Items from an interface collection
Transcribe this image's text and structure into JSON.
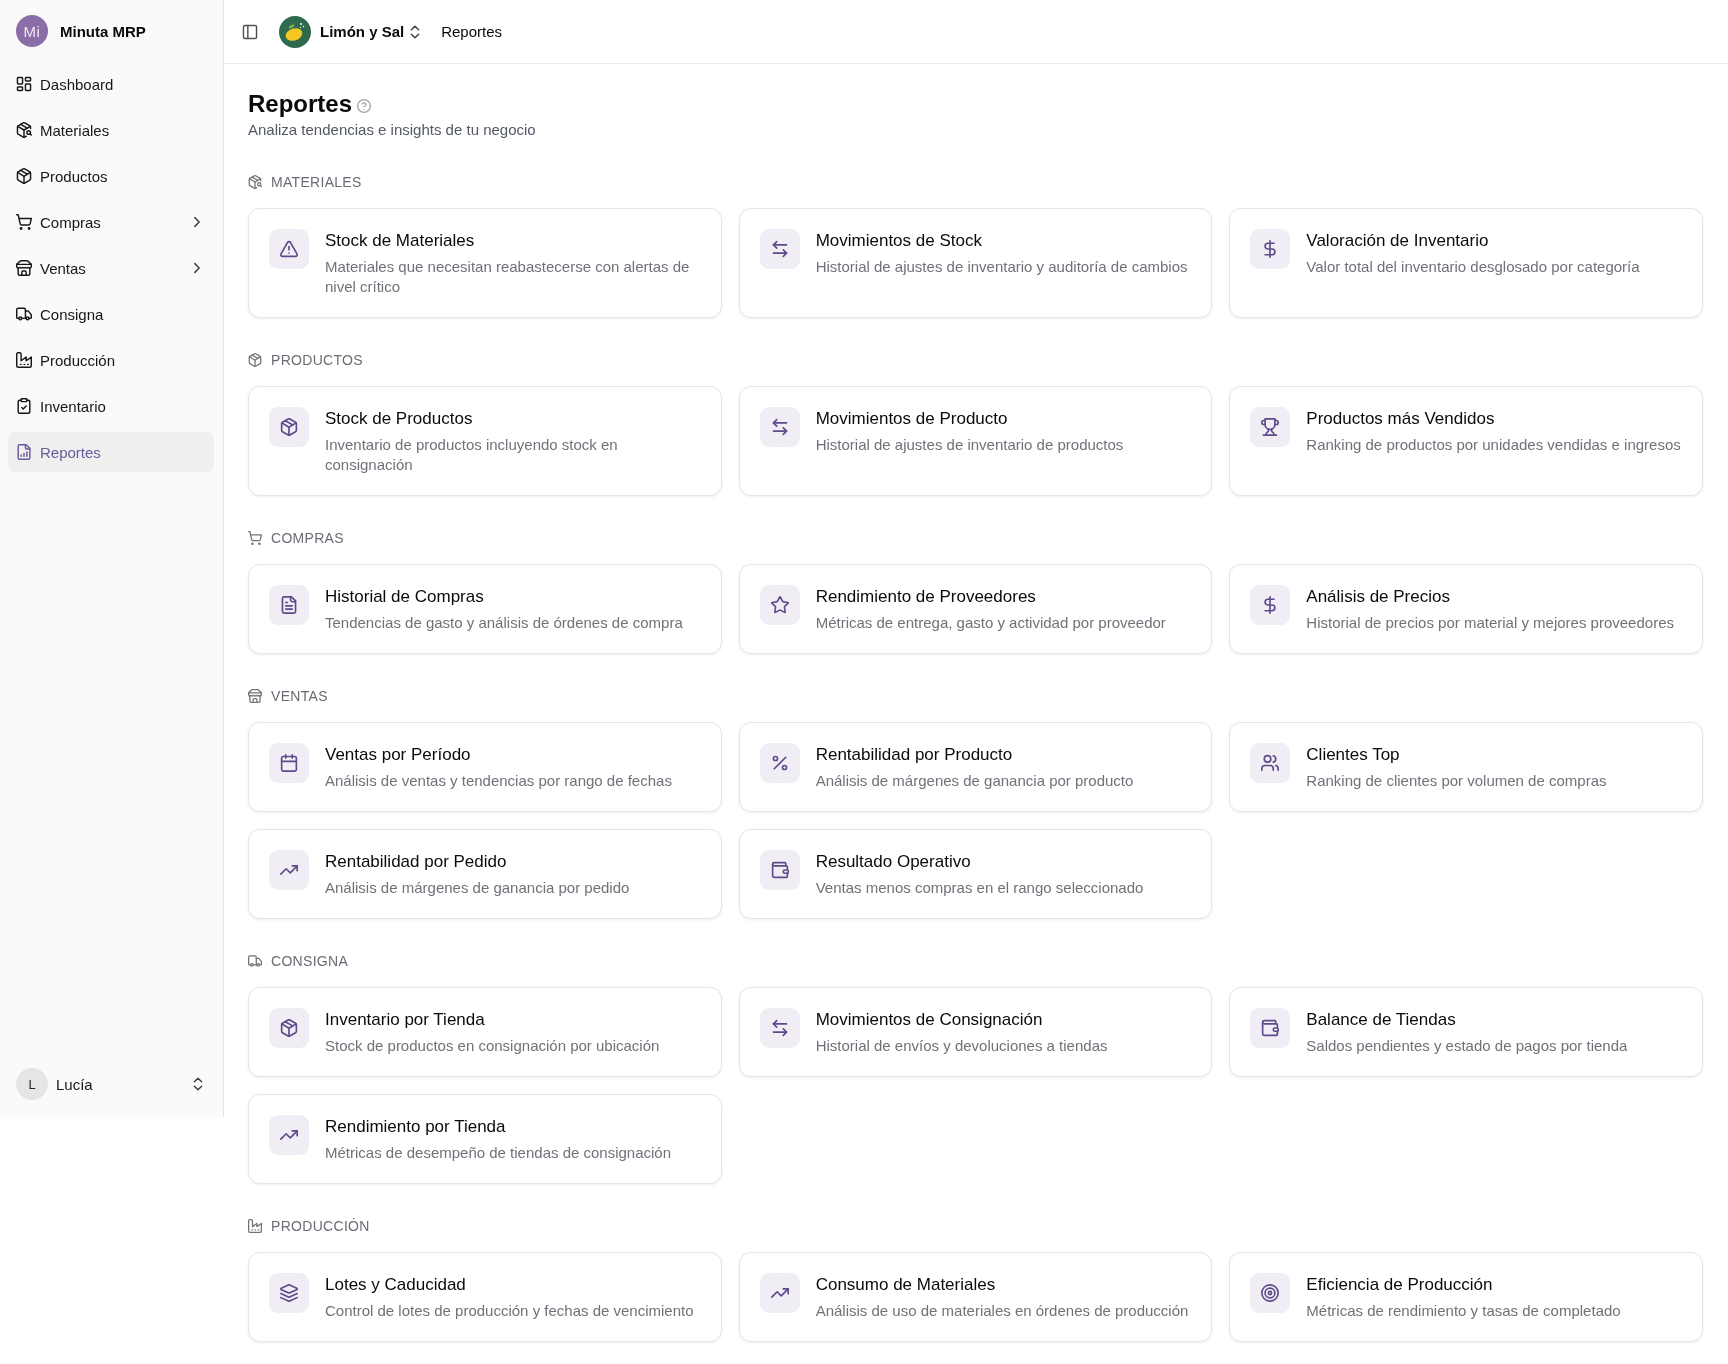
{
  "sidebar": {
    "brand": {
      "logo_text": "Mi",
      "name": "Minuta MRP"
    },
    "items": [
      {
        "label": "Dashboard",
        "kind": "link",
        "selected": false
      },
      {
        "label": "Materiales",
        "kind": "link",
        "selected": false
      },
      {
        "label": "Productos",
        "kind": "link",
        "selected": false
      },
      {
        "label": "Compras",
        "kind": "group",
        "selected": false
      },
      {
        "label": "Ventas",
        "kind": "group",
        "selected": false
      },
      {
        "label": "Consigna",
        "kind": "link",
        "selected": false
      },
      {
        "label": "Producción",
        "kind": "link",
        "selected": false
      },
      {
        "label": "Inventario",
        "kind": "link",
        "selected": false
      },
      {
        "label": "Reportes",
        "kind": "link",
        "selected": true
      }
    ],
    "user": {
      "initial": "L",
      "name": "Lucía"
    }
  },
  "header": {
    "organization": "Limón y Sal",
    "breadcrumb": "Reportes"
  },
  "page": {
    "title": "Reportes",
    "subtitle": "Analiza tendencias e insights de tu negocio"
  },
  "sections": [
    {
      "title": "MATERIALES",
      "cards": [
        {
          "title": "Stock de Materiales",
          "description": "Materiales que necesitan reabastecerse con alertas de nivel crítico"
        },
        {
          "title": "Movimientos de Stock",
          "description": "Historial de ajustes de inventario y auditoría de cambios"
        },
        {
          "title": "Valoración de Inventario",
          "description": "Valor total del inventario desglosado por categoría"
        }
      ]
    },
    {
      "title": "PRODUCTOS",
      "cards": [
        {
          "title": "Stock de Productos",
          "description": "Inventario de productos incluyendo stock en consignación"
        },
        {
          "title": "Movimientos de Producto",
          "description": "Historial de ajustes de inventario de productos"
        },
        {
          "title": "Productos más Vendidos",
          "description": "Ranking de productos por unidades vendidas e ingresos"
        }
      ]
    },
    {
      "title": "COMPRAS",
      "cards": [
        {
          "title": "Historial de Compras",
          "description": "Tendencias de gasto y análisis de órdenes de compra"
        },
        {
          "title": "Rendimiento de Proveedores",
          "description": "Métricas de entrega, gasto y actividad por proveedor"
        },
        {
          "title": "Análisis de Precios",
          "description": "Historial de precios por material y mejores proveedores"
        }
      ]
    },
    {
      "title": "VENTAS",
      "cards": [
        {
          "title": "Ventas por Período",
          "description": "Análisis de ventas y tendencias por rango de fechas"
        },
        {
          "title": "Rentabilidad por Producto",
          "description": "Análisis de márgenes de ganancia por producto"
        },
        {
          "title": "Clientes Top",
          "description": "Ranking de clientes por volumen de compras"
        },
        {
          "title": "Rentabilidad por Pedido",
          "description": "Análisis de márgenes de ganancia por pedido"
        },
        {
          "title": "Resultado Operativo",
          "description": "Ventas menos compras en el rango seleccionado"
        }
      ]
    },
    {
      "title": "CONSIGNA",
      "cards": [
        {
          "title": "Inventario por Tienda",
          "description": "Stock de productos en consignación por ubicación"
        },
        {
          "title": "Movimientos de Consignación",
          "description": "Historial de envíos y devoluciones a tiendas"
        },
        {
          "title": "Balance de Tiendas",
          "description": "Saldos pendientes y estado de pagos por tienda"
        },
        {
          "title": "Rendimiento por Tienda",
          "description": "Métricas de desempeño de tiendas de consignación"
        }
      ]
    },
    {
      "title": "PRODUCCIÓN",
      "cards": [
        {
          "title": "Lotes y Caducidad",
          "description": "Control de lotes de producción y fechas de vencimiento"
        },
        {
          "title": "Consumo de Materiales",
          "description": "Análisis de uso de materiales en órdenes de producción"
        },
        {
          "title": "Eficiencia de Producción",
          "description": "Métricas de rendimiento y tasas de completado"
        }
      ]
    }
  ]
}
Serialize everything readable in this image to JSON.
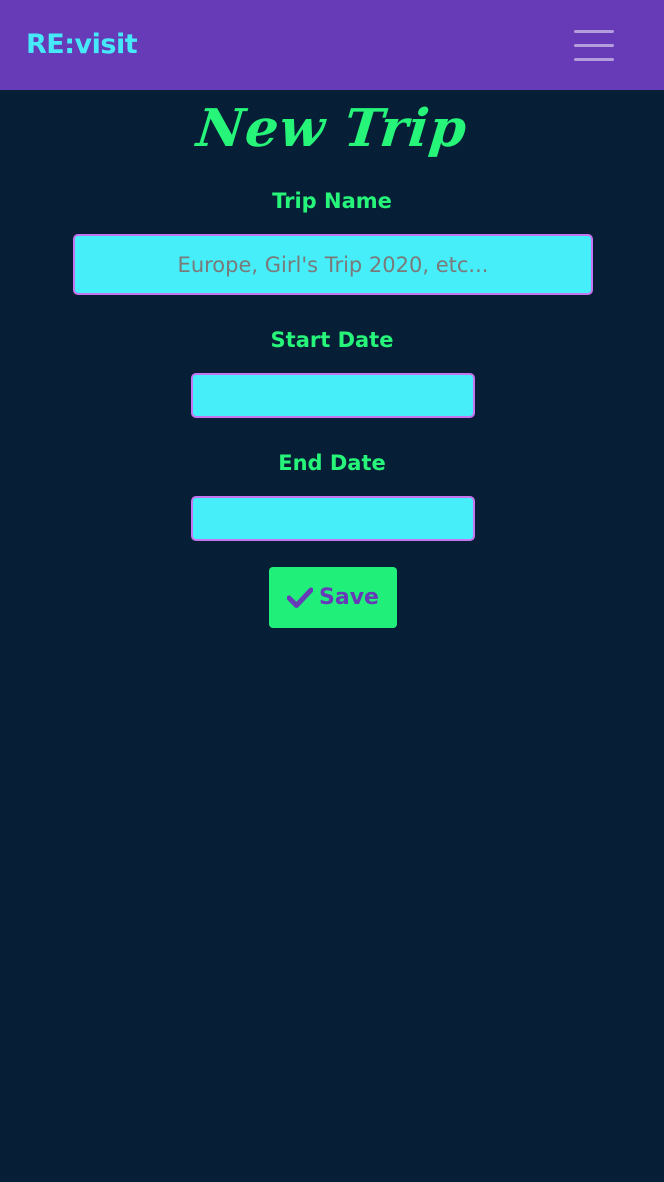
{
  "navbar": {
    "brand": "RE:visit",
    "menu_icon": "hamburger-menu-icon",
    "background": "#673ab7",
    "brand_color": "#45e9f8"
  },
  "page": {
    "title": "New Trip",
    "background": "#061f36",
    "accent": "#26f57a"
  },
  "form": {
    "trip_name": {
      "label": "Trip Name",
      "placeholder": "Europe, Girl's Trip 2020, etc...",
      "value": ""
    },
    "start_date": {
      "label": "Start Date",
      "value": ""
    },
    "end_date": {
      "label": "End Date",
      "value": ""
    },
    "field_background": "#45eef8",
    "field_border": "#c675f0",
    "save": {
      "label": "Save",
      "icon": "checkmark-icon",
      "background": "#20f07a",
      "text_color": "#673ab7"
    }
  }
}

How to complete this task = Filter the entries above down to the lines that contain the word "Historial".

Exercise response =
          "description": "Historial de ajustes de inventario y auditoría de cambios"
          "description": "Historial de ajustes de inventario de productos"
          "title": "Historial de Compras",
          "description": "Historial de precios por material y mejores proveedores"
          "description": "Historial de envíos y devoluciones a tiendas"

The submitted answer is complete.